If you are considering counselling or psychotherapy, or you’re already seeing a therapist, you may have wondered how often you really need to go.
This is a question most new clients ask me.
The answer is weekly is usually best.
Due to financial considerations, I do have clients who see me fortnightly, however, there are distinct differences in the amount of therapeutic progress made and in how easily we reach the roots of their pain.
Some of the reasons weekly counselling works so well are:
• Weekly sessions help to build and maintain the ever-important relationship between client and therapist – a factor well-known to be the most significant in terms of therapy effectiveness.
• Weekly means half the session isn’t being used for ‘catch up’ each time.
• There is a sense of being held and cared for – a feeling of safety – which then leads to ‘diving deep’ and unearthing the root causes of pain, in a gentle and supported way. Read More
I looked up the definition of perfect in the Merriam-Webster dictionary.
“Having all the required or desirable elements, qualities, or characteristics; as good as it is possible to be.”
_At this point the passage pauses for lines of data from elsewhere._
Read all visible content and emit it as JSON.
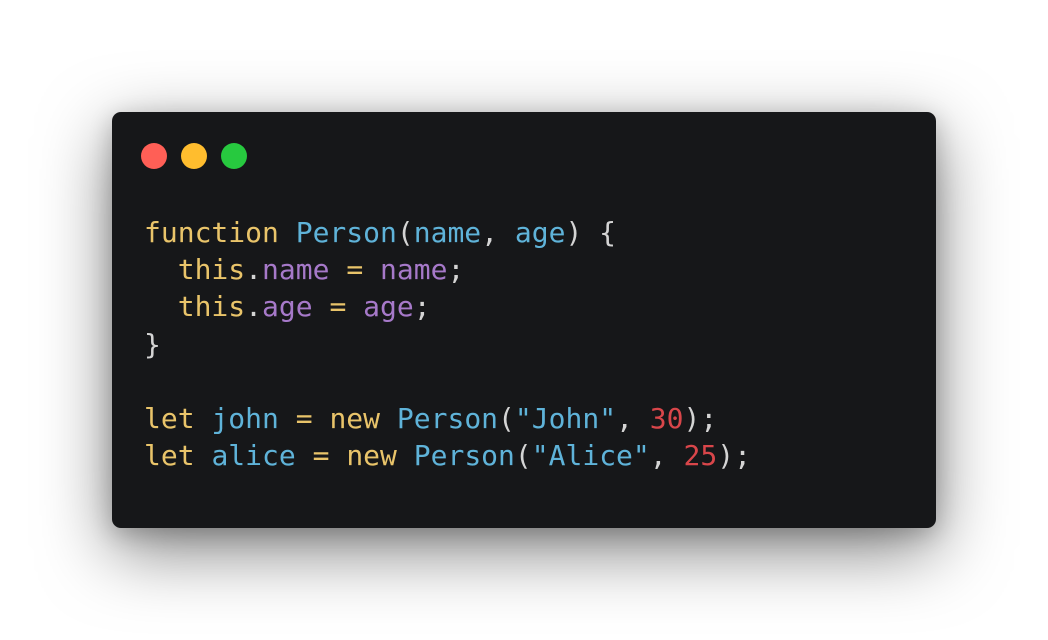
{
  "window_controls": {
    "close_color": "#ff5f56",
    "minimize_color": "#ffbd2e",
    "zoom_color": "#27c93f"
  },
  "code": {
    "language": "javascript",
    "lines": [
      [
        {
          "text": "function",
          "kind": "keyword"
        },
        {
          "text": " ",
          "kind": "space"
        },
        {
          "text": "Person",
          "kind": "function-name"
        },
        {
          "text": "(",
          "kind": "punctuation"
        },
        {
          "text": "name",
          "kind": "parameter"
        },
        {
          "text": ", ",
          "kind": "punctuation"
        },
        {
          "text": "age",
          "kind": "parameter"
        },
        {
          "text": ") {",
          "kind": "punctuation"
        }
      ],
      [
        {
          "text": "  ",
          "kind": "space"
        },
        {
          "text": "this",
          "kind": "keyword"
        },
        {
          "text": ".",
          "kind": "punctuation"
        },
        {
          "text": "name",
          "kind": "property"
        },
        {
          "text": " ",
          "kind": "space"
        },
        {
          "text": "=",
          "kind": "operator"
        },
        {
          "text": " ",
          "kind": "space"
        },
        {
          "text": "name",
          "kind": "property"
        },
        {
          "text": ";",
          "kind": "punctuation"
        }
      ],
      [
        {
          "text": "  ",
          "kind": "space"
        },
        {
          "text": "this",
          "kind": "keyword"
        },
        {
          "text": ".",
          "kind": "punctuation"
        },
        {
          "text": "age",
          "kind": "property"
        },
        {
          "text": " ",
          "kind": "space"
        },
        {
          "text": "=",
          "kind": "operator"
        },
        {
          "text": " ",
          "kind": "space"
        },
        {
          "text": "age",
          "kind": "property"
        },
        {
          "text": ";",
          "kind": "punctuation"
        }
      ],
      [
        {
          "text": "}",
          "kind": "punctuation"
        }
      ],
      [],
      [
        {
          "text": "let",
          "kind": "keyword"
        },
        {
          "text": " ",
          "kind": "space"
        },
        {
          "text": "john",
          "kind": "parameter"
        },
        {
          "text": " ",
          "kind": "space"
        },
        {
          "text": "=",
          "kind": "operator"
        },
        {
          "text": " ",
          "kind": "space"
        },
        {
          "text": "new",
          "kind": "keyword"
        },
        {
          "text": " ",
          "kind": "space"
        },
        {
          "text": "Person",
          "kind": "function-name"
        },
        {
          "text": "(",
          "kind": "punctuation"
        },
        {
          "text": "\"John\"",
          "kind": "string"
        },
        {
          "text": ", ",
          "kind": "punctuation"
        },
        {
          "text": "30",
          "kind": "number"
        },
        {
          "text": ");",
          "kind": "punctuation"
        }
      ],
      [
        {
          "text": "let",
          "kind": "keyword"
        },
        {
          "text": " ",
          "kind": "space"
        },
        {
          "text": "alice",
          "kind": "parameter"
        },
        {
          "text": " ",
          "kind": "space"
        },
        {
          "text": "=",
          "kind": "operator"
        },
        {
          "text": " ",
          "kind": "space"
        },
        {
          "text": "new",
          "kind": "keyword"
        },
        {
          "text": " ",
          "kind": "space"
        },
        {
          "text": "Person",
          "kind": "function-name"
        },
        {
          "text": "(",
          "kind": "punctuation"
        },
        {
          "text": "\"Alice\"",
          "kind": "string"
        },
        {
          "text": ", ",
          "kind": "punctuation"
        },
        {
          "text": "25",
          "kind": "number"
        },
        {
          "text": ");",
          "kind": "punctuation"
        }
      ]
    ]
  }
}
This left me thinking, ‘whose desire? As good as it is possible to be for what? Who decides this?’
Perfect is such an incredibly arbitrary and absurd concept. Related to your body, it makes no sense.
It also means that not one, single one of us is perfect. Thank goodness for that!
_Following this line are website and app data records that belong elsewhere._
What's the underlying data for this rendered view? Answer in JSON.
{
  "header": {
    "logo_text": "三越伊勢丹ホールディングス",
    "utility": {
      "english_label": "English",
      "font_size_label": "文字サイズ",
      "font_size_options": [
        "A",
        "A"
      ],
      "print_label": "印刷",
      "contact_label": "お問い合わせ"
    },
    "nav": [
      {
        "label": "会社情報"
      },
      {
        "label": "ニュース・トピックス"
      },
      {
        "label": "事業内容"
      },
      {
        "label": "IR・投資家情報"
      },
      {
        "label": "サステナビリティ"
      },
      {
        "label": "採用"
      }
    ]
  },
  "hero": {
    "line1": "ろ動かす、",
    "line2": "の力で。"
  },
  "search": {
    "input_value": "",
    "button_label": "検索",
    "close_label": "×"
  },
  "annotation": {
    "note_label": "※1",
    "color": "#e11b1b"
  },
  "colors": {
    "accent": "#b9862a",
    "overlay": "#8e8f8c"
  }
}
Bodies can be saggy, bony, have cellulite, use a wheelchair, be large, small, chronically ill, toned, hairy, wobbly, fatigued, freckly, rashy, patchy, pale, dark, red, tall, short, fat, pain-ridden, of various sexes, genders and sexualities, big-boobed, no boobed, stiff, flexible, angular, soft, young, old, and on and on.
In addition, you are so much more than your body.
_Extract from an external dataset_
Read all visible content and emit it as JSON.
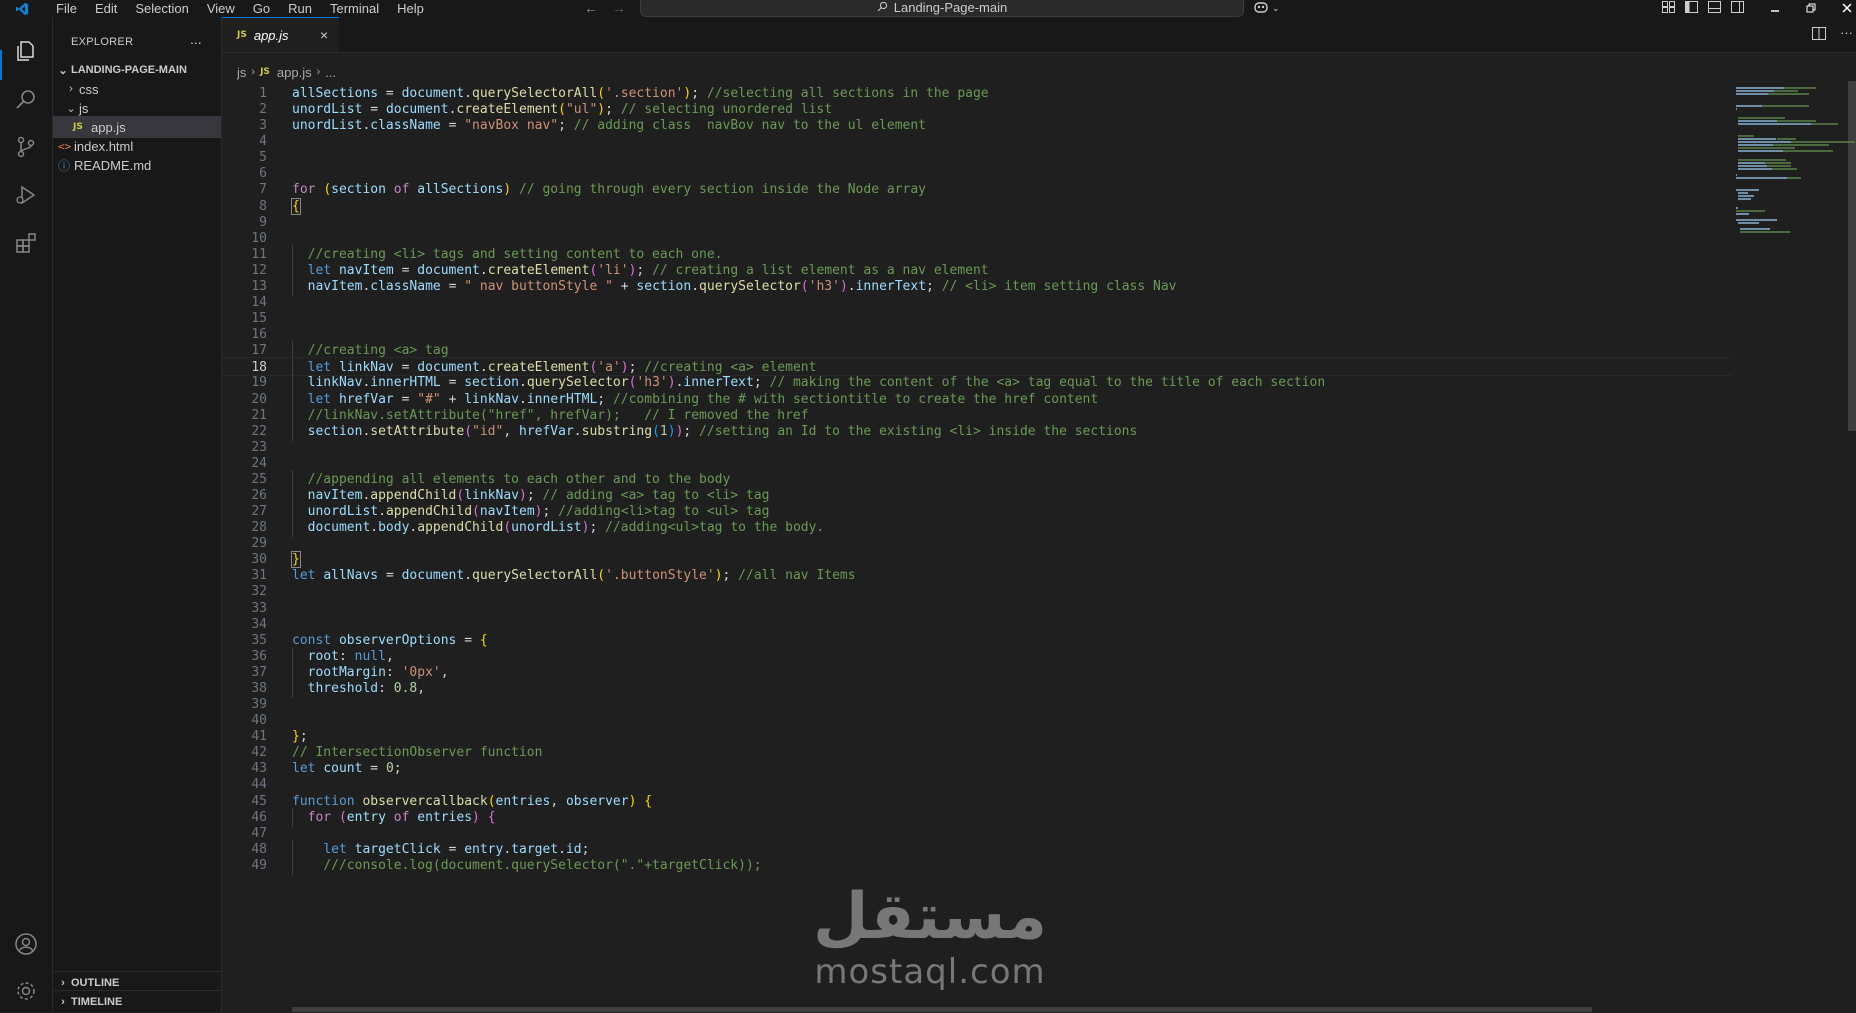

Your body is one fraction of many, varied aspects that make up who you are.
You can also define yourself by aspects such as what you love doing, what you’re interested in, what you’re good at, your beliefs, your goals and your cultural and social identities. Read More
“Dear Eating Disorders community. It’s hard to feel like you belong in a world that so often criticises, stigmatises and dehumanises you solely because you live in a fat body. Harder still, it’s difficult if you have a lived experience of an eating disorder and you live in a fat body, because there is seemingly no room for you in this narrative.” – Nicole McDermid
I recently attended the Australia & New Zealand Academy of Eating Disorders (ANZAED) conference in Melbourne. I arrived a day late and was greeted by a buzz of excitement, energy and connection. It appeared that I had missed a profound moment in the history of Eating Disorders treatment in this country.
The previous day’s plenary, ‘Weight Stigma & Eating Disorders’, presented by Sarah Harry, Scott Griffiths and Nicole McDermid, had rocked the conference to its core.
Social Worker, Counsellor and Eating Disorders Coach Nicole McDermid, has shared that after finishing her speech, she looked up to a tear-ridden standing ovation of over 450 Eating Disorders practitioners.
It was a game-changing speech for an Eating Disorders community who still has fatphobia embedded in its core. Read More